The essay begins: "All too often during my 4½ years as secretary of defense, when I found myself sitting yet again at that witness table at yet another congressional hearing, I was tempted to stand up, slam the briefing book shut and quit on the spot. The exit lines were on the tip of my tongue: I may be the secretary of defense, but I am also an American citizen, and there is no son of a bitch in the world who can talk to me like that. I quit. Find somebody else. It was, I am confident, a fantasy widely shared throughout the executive branch."
"Much of my frustration came from the exceptional offense I took at the consistently adversarial, even inquisition-like treatment of executive-branch officials by too many members of Congress across the political spectrum—creating a kangaroo-court environment in hearings, especially when television cameras were present. But my frustration also came from the excruciating difficulty of serving as a wartime defense secretary in today's Washington. Throughout my tenure at the Pentagon, under both President George W. Bush and President Barack Obama, I was, in personal terms, treated better by the White House, Congress and the press for longer than almost anyone I could remember in a senior U.S. government job. So why did I feel I was constantly at war with everybody? Why was I so often so angry?
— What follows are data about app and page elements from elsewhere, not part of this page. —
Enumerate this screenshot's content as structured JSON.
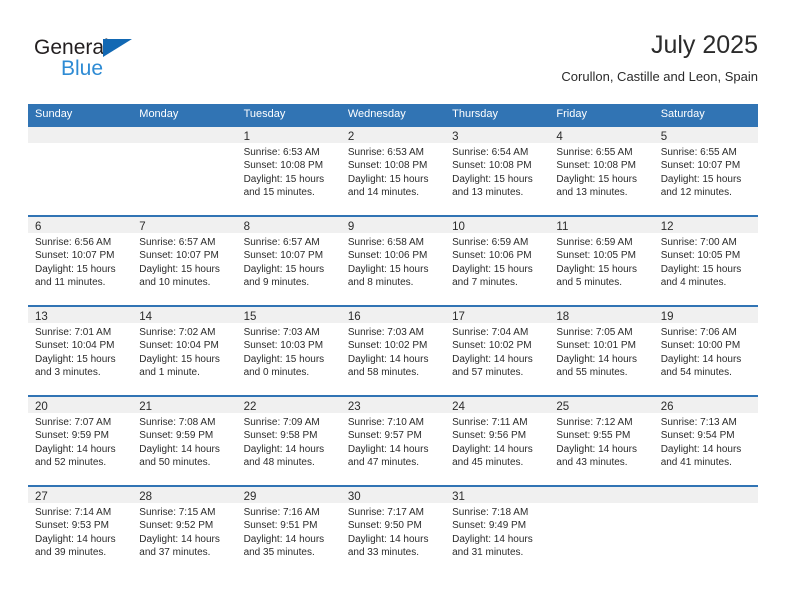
{
  "brand": {
    "name_dark": "General",
    "name_blue": "Blue",
    "accent_color": "#1268b3",
    "accent_light": "#2e8bd4"
  },
  "header": {
    "title": "July 2025",
    "subtitle": "Corullon, Castille and Leon, Spain"
  },
  "theme": {
    "header_blue": "#3174b4",
    "band_gray": "#f0f0f0",
    "text": "#2b2b2b"
  },
  "weekdays": [
    "Sunday",
    "Monday",
    "Tuesday",
    "Wednesday",
    "Thursday",
    "Friday",
    "Saturday"
  ],
  "weeks": [
    [
      {
        "day": "",
        "sunrise": "",
        "sunset": "",
        "daylight_1": "",
        "daylight_2": ""
      },
      {
        "day": "",
        "sunrise": "",
        "sunset": "",
        "daylight_1": "",
        "daylight_2": ""
      },
      {
        "day": "1",
        "sunrise": "Sunrise: 6:53 AM",
        "sunset": "Sunset: 10:08 PM",
        "daylight_1": "Daylight: 15 hours",
        "daylight_2": "and 15 minutes."
      },
      {
        "day": "2",
        "sunrise": "Sunrise: 6:53 AM",
        "sunset": "Sunset: 10:08 PM",
        "daylight_1": "Daylight: 15 hours",
        "daylight_2": "and 14 minutes."
      },
      {
        "day": "3",
        "sunrise": "Sunrise: 6:54 AM",
        "sunset": "Sunset: 10:08 PM",
        "daylight_1": "Daylight: 15 hours",
        "daylight_2": "and 13 minutes."
      },
      {
        "day": "4",
        "sunrise": "Sunrise: 6:55 AM",
        "sunset": "Sunset: 10:08 PM",
        "daylight_1": "Daylight: 15 hours",
        "daylight_2": "and 13 minutes."
      },
      {
        "day": "5",
        "sunrise": "Sunrise: 6:55 AM",
        "sunset": "Sunset: 10:07 PM",
        "daylight_1": "Daylight: 15 hours",
        "daylight_2": "and 12 minutes."
      }
    ],
    [
      {
        "day": "6",
        "sunrise": "Sunrise: 6:56 AM",
        "sunset": "Sunset: 10:07 PM",
        "daylight_1": "Daylight: 15 hours",
        "daylight_2": "and 11 minutes."
      },
      {
        "day": "7",
        "sunrise": "Sunrise: 6:57 AM",
        "sunset": "Sunset: 10:07 PM",
        "daylight_1": "Daylight: 15 hours",
        "daylight_2": "and 10 minutes."
      },
      {
        "day": "8",
        "sunrise": "Sunrise: 6:57 AM",
        "sunset": "Sunset: 10:07 PM",
        "daylight_1": "Daylight: 15 hours",
        "daylight_2": "and 9 minutes."
      },
      {
        "day": "9",
        "sunrise": "Sunrise: 6:58 AM",
        "sunset": "Sunset: 10:06 PM",
        "daylight_1": "Daylight: 15 hours",
        "daylight_2": "and 8 minutes."
      },
      {
        "day": "10",
        "sunrise": "Sunrise: 6:59 AM",
        "sunset": "Sunset: 10:06 PM",
        "daylight_1": "Daylight: 15 hours",
        "daylight_2": "and 7 minutes."
      },
      {
        "day": "11",
        "sunrise": "Sunrise: 6:59 AM",
        "sunset": "Sunset: 10:05 PM",
        "daylight_1": "Daylight: 15 hours",
        "daylight_2": "and 5 minutes."
      },
      {
        "day": "12",
        "sunrise": "Sunrise: 7:00 AM",
        "sunset": "Sunset: 10:05 PM",
        "daylight_1": "Daylight: 15 hours",
        "daylight_2": "and 4 minutes."
      }
    ],
    [
      {
        "day": "13",
        "sunrise": "Sunrise: 7:01 AM",
        "sunset": "Sunset: 10:04 PM",
        "daylight_1": "Daylight: 15 hours",
        "daylight_2": "and 3 minutes."
      },
      {
        "day": "14",
        "sunrise": "Sunrise: 7:02 AM",
        "sunset": "Sunset: 10:04 PM",
        "daylight_1": "Daylight: 15 hours",
        "daylight_2": "and 1 minute."
      },
      {
        "day": "15",
        "sunrise": "Sunrise: 7:03 AM",
        "sunset": "Sunset: 10:03 PM",
        "daylight_1": "Daylight: 15 hours",
        "daylight_2": "and 0 minutes."
      },
      {
        "day": "16",
        "sunrise": "Sunrise: 7:03 AM",
        "sunset": "Sunset: 10:02 PM",
        "daylight_1": "Daylight: 14 hours",
        "daylight_2": "and 58 minutes."
      },
      {
        "day": "17",
        "sunrise": "Sunrise: 7:04 AM",
        "sunset": "Sunset: 10:02 PM",
        "daylight_1": "Daylight: 14 hours",
        "daylight_2": "and 57 minutes."
      },
      {
        "day": "18",
        "sunrise": "Sunrise: 7:05 AM",
        "sunset": "Sunset: 10:01 PM",
        "daylight_1": "Daylight: 14 hours",
        "daylight_2": "and 55 minutes."
      },
      {
        "day": "19",
        "sunrise": "Sunrise: 7:06 AM",
        "sunset": "Sunset: 10:00 PM",
        "daylight_1": "Daylight: 14 hours",
        "daylight_2": "and 54 minutes."
      }
    ],
    [
      {
        "day": "20",
        "sunrise": "Sunrise: 7:07 AM",
        "sunset": "Sunset: 9:59 PM",
        "daylight_1": "Daylight: 14 hours",
        "daylight_2": "and 52 minutes."
      },
      {
        "day": "21",
        "sunrise": "Sunrise: 7:08 AM",
        "sunset": "Sunset: 9:59 PM",
        "daylight_1": "Daylight: 14 hours",
        "daylight_2": "and 50 minutes."
      },
      {
        "day": "22",
        "sunrise": "Sunrise: 7:09 AM",
        "sunset": "Sunset: 9:58 PM",
        "daylight_1": "Daylight: 14 hours",
        "daylight_2": "and 48 minutes."
      },
      {
        "day": "23",
        "sunrise": "Sunrise: 7:10 AM",
        "sunset": "Sunset: 9:57 PM",
        "daylight_1": "Daylight: 14 hours",
        "daylight_2": "and 47 minutes."
      },
      {
        "day": "24",
        "sunrise": "Sunrise: 7:11 AM",
        "sunset": "Sunset: 9:56 PM",
        "daylight_1": "Daylight: 14 hours",
        "daylight_2": "and 45 minutes."
      },
      {
        "day": "25",
        "sunrise": "Sunrise: 7:12 AM",
        "sunset": "Sunset: 9:55 PM",
        "daylight_1": "Daylight: 14 hours",
        "daylight_2": "and 43 minutes."
      },
      {
        "day": "26",
        "sunrise": "Sunrise: 7:13 AM",
        "sunset": "Sunset: 9:54 PM",
        "daylight_1": "Daylight: 14 hours",
        "daylight_2": "and 41 minutes."
      }
    ],
    [
      {
        "day": "27",
        "sunrise": "Sunrise: 7:14 AM",
        "sunset": "Sunset: 9:53 PM",
        "daylight_1": "Daylight: 14 hours",
        "daylight_2": "and 39 minutes."
      },
      {
        "day": "28",
        "sunrise": "Sunrise: 7:15 AM",
        "sunset": "Sunset: 9:52 PM",
        "daylight_1": "Daylight: 14 hours",
        "daylight_2": "and 37 minutes."
      },
      {
        "day": "29",
        "sunrise": "Sunrise: 7:16 AM",
        "sunset": "Sunset: 9:51 PM",
        "daylight_1": "Daylight: 14 hours",
        "daylight_2": "and 35 minutes."
      },
      {
        "day": "30",
        "sunrise": "Sunrise: 7:17 AM",
        "sunset": "Sunset: 9:50 PM",
        "daylight_1": "Daylight: 14 hours",
        "daylight_2": "and 33 minutes."
      },
      {
        "day": "31",
        "sunrise": "Sunrise: 7:18 AM",
        "sunset": "Sunset: 9:49 PM",
        "daylight_1": "Daylight: 14 hours",
        "daylight_2": "and 31 minutes."
      },
      {
        "day": "",
        "sunrise": "",
        "sunset": "",
        "daylight_1": "",
        "daylight_2": ""
      },
      {
        "day": "",
        "sunrise": "",
        "sunset": "",
        "daylight_1": "",
        "daylight_2": ""
      }
    ]
  ]
}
Why did I so dislike being back in government and in Washington?"
WSJ also provides the "Top 10 revelations" from the book.